The Six Cs of Captive Value: Focus on Capacity
Companies often face the question of “how much risk should my organization retain versus transfer?” The determination is made by weighing the costs of retaining losses up to a certain threshold versus the cost of transferring the risk to a commercial insurer. And you need to consider the investment income that can accrue on cash flow put aside to pay retained losses, which would be captured by the commercial insurer if the risk were transferred.
Once the determination to capture premium savings by assuming a higher retention is made, the next question becomes whether to fund for such additional retained losses at the parent level or remit the premium savings to a wholly-owned captive insurance company.
Reasons for Forming a Captive Insurance Vehicle — The Six Cs
By formally remitting premium savings into a wholly owned captive —which is formally regulated— the funds set aside are dedicated to supporting potential losses. If the parent took such premium savings, there is no guarantee a formal reserve account would be established. Future losses may have to be paid out of retained earnings, which may not be a favorable outcome for public companies looking to stabilize earnings.

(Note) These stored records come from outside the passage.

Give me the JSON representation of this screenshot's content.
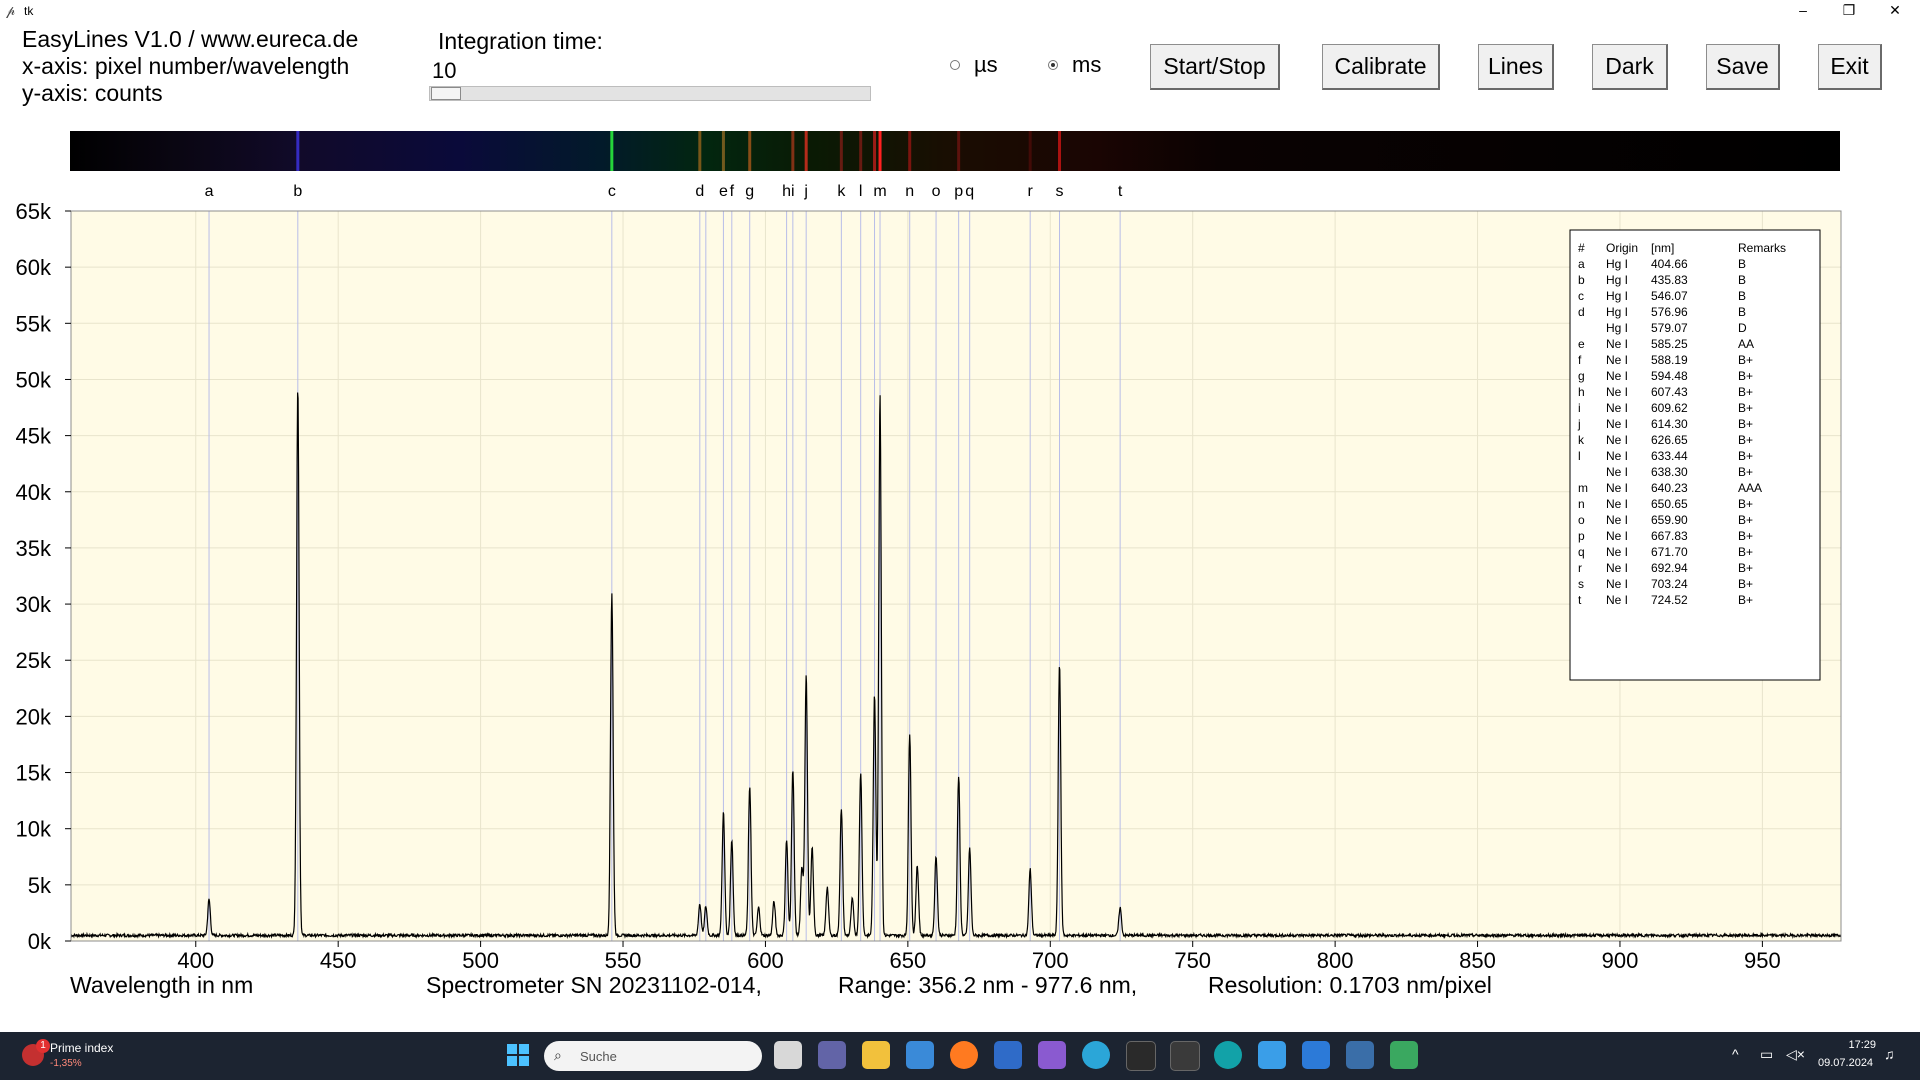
{
  "window": {
    "title": "tk",
    "controls": [
      "–",
      "❐",
      "✕"
    ]
  },
  "header": {
    "info_lines": [
      "EasyLines V1.0 / www.eureca.de",
      "x-axis: pixel number/wavelength",
      "y-axis: counts"
    ],
    "integration_label": "Integration time:",
    "integration_value": "10",
    "integration_slider_fraction": 0.0,
    "unit_us": "µs",
    "unit_ms": "ms",
    "unit_selected": "ms",
    "buttons": {
      "start_stop": "Start/Stop",
      "calibrate": "Calibrate",
      "lines": "Lines",
      "dark": "Dark",
      "save": "Save",
      "exit": "Exit"
    }
  },
  "footer": {
    "xlabel": "Wavelength in nm",
    "spectrometer": "Spectrometer SN 20231102-014,",
    "range": "Range: 356.2 nm - 977.6 nm,",
    "resolution": "Resolution: 0.1703 nm/pixel"
  },
  "line_table": {
    "headers": [
      "#",
      "Origin",
      "[nm]",
      "Remarks"
    ],
    "rows": [
      [
        "a",
        "Hg I",
        "404.66",
        "B"
      ],
      [
        "b",
        "Hg I",
        "435.83",
        "B"
      ],
      [
        "c",
        "Hg I",
        "546.07",
        "B"
      ],
      [
        "d",
        "Hg I",
        "576.96",
        "B"
      ],
      [
        "",
        "Hg I",
        "579.07",
        "D"
      ],
      [
        "e",
        "Ne I",
        "585.25",
        "AA"
      ],
      [
        "f",
        "Ne I",
        "588.19",
        "B+"
      ],
      [
        "g",
        "Ne I",
        "594.48",
        "B+"
      ],
      [
        "h",
        "Ne I",
        "607.43",
        "B+"
      ],
      [
        "i",
        "Ne I",
        "609.62",
        "B+"
      ],
      [
        "j",
        "Ne I",
        "614.30",
        "B+"
      ],
      [
        "k",
        "Ne I",
        "626.65",
        "B+"
      ],
      [
        "l",
        "Ne I",
        "633.44",
        "B+"
      ],
      [
        "",
        "Ne I",
        "638.30",
        "B+"
      ],
      [
        "m",
        "Ne I",
        "640.23",
        "AAA"
      ],
      [
        "n",
        "Ne I",
        "650.65",
        "B+"
      ],
      [
        "o",
        "Ne I",
        "659.90",
        "B+"
      ],
      [
        "p",
        "Ne I",
        "667.83",
        "B+"
      ],
      [
        "q",
        "Ne I",
        "671.70",
        "B+"
      ],
      [
        "r",
        "Ne I",
        "692.94",
        "B+"
      ],
      [
        "s",
        "Ne I",
        "703.24",
        "B+"
      ],
      [
        "t",
        "Ne I",
        "724.52",
        "B+"
      ]
    ]
  },
  "chart_data": {
    "type": "line",
    "xlabel": "Wavelength in nm",
    "ylabel": "",
    "xlim": [
      356.2,
      977.6
    ],
    "ylim": [
      0,
      65000
    ],
    "x_ticks": [
      400,
      450,
      500,
      550,
      600,
      650,
      700,
      750,
      800,
      850,
      900,
      950
    ],
    "y_ticks": [
      0,
      5000,
      10000,
      15000,
      20000,
      25000,
      30000,
      35000,
      40000,
      45000,
      50000,
      55000,
      60000,
      65000
    ],
    "y_tick_labels": [
      "0k",
      "5k",
      "10k",
      "15k",
      "20k",
      "25k",
      "30k",
      "35k",
      "40k",
      "45k",
      "50k",
      "55k",
      "60k",
      "65k"
    ],
    "grid": true,
    "baseline_counts": 500,
    "peaks": [
      {
        "x": 404.66,
        "y": 3200
      },
      {
        "x": 435.83,
        "y": 49000
      },
      {
        "x": 546.07,
        "y": 30500
      },
      {
        "x": 576.96,
        "y": 2800
      },
      {
        "x": 579.07,
        "y": 2600
      },
      {
        "x": 585.25,
        "y": 11000
      },
      {
        "x": 588.19,
        "y": 8500
      },
      {
        "x": 594.48,
        "y": 13300
      },
      {
        "x": 597.6,
        "y": 2500
      },
      {
        "x": 603.0,
        "y": 3000
      },
      {
        "x": 607.43,
        "y": 8500
      },
      {
        "x": 609.62,
        "y": 14800
      },
      {
        "x": 612.8,
        "y": 6000
      },
      {
        "x": 614.3,
        "y": 23300
      },
      {
        "x": 616.4,
        "y": 7800
      },
      {
        "x": 621.7,
        "y": 4300
      },
      {
        "x": 626.65,
        "y": 11200
      },
      {
        "x": 630.5,
        "y": 3300
      },
      {
        "x": 633.44,
        "y": 14500
      },
      {
        "x": 638.3,
        "y": 21500
      },
      {
        "x": 640.23,
        "y": 48300
      },
      {
        "x": 650.65,
        "y": 18000
      },
      {
        "x": 653.3,
        "y": 6300
      },
      {
        "x": 659.9,
        "y": 7100
      },
      {
        "x": 667.83,
        "y": 14200
      },
      {
        "x": 671.7,
        "y": 7800
      },
      {
        "x": 692.94,
        "y": 5900
      },
      {
        "x": 703.24,
        "y": 24200
      },
      {
        "x": 724.52,
        "y": 2500
      }
    ],
    "marker_lines": [
      {
        "label": "a",
        "x": 404.66
      },
      {
        "label": "b",
        "x": 435.83
      },
      {
        "label": "c",
        "x": 546.07
      },
      {
        "label": "d",
        "x": 576.96
      },
      {
        "label": "",
        "x": 579.07
      },
      {
        "label": "e",
        "x": 585.25
      },
      {
        "label": "f",
        "x": 588.19
      },
      {
        "label": "g",
        "x": 594.48
      },
      {
        "label": "h",
        "x": 607.43
      },
      {
        "label": "i",
        "x": 609.62
      },
      {
        "label": "j",
        "x": 614.3
      },
      {
        "label": "k",
        "x": 626.65
      },
      {
        "label": "l",
        "x": 633.44
      },
      {
        "label": "",
        "x": 638.3
      },
      {
        "label": "m",
        "x": 640.23
      },
      {
        "label": "n",
        "x": 650.65
      },
      {
        "label": "o",
        "x": 659.9
      },
      {
        "label": "p",
        "x": 667.83
      },
      {
        "label": "q",
        "x": 671.7
      },
      {
        "label": "r",
        "x": 692.94
      },
      {
        "label": "s",
        "x": 703.24
      },
      {
        "label": "t",
        "x": 724.52
      }
    ],
    "line_color": "#000000",
    "marker_color": "#b8bde8",
    "plot_background": "#fffbe6"
  },
  "spectrum_bands": [
    {
      "x": 435.83,
      "color": "#3a2fd0",
      "intensity": 0.9
    },
    {
      "x": 546.07,
      "color": "#25d43a",
      "intensity": 1.0
    },
    {
      "x": 576.96,
      "color": "#c87a20",
      "intensity": 0.6
    },
    {
      "x": 585.25,
      "color": "#e09030",
      "intensity": 0.5
    },
    {
      "x": 594.48,
      "color": "#e06a20",
      "intensity": 0.6
    },
    {
      "x": 609.62,
      "color": "#d04020",
      "intensity": 0.6
    },
    {
      "x": 614.3,
      "color": "#e03020",
      "intensity": 0.8
    },
    {
      "x": 626.65,
      "color": "#c02020",
      "intensity": 0.5
    },
    {
      "x": 633.44,
      "color": "#c02020",
      "intensity": 0.5
    },
    {
      "x": 638.3,
      "color": "#d82020",
      "intensity": 0.7
    },
    {
      "x": 640.23,
      "color": "#ff2020",
      "intensity": 1.0
    },
    {
      "x": 650.65,
      "color": "#c01818",
      "intensity": 0.6
    },
    {
      "x": 667.83,
      "color": "#a01818",
      "intensity": 0.5
    },
    {
      "x": 692.94,
      "color": "#801010",
      "intensity": 0.4
    },
    {
      "x": 703.24,
      "color": "#d01515",
      "intensity": 0.8
    }
  ],
  "taskbar": {
    "widget_title": "Prime index",
    "widget_value": "-1,35%",
    "widget_badge": "1",
    "search_placeholder": "Suche",
    "time": "17:29",
    "date": "09.07.2024",
    "icons": [
      "start-icon",
      "search-icon",
      "task-view-icon",
      "teams-icon",
      "file-explorer-icon",
      "store-icon",
      "firefox-icon",
      "outlook-icon",
      "visual-studio-icon",
      "edge-icon",
      "terminal-icon",
      "powershell-icon",
      "arduino-icon",
      "notepad-icon",
      "paint-icon",
      "python-icon",
      "snipping-icon"
    ]
  }
}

For example, consider company XYZ, which has a large product liability exposure with an existing US$1 million deductible. They determine that they can raise their deductible to $2 million and receive a $1.5 million premium credit. Company XYZ has not had any product liability losses in excess of $1 million in the past ten years, so they decide to assume the higher deductible of $2 million. They then decide to remit the $1.5 million premium savings into a captive, which will insure the $1 million excess /$1 million layer.
The captive does not incur any losses until year five, when it inherits a claim of $5 million. Luckily, the captive has built up surplus of $7.5 million from paid premium over the past five years to cover the loss, so no unexpected further funding is required from the parent.
In this scenario, XYZ recouped $2.5 million in net premium savings over five years by obtaining capacity from the captive instead of the commercial insurance market. In addition, by formally putting aside premium into the captive each year, the parent had proper reserves accrued, which ultimately stabilizes earnings for the consolidated organization.
The above approach is taken by many companies looking to assume capacity from the commercial market and capture premium savings (or because no commercial capacity may be available), but that want a disciplined approach for funding future losses for high severity risks such as product liability, product recall, property, environmental, cyber, and terrorism.
The path to a captive insurance vehicle starts with a feasibility study to access the business case, including the financial, strategic, and operational benefits and limitations of alternative risk financing methodologies. If it is determined that a captive vehicle would benefit your organization, Marsh Captive Solutions, with your tax and accounting teams, can help you to determine the setup that meets the unique needs of your organization.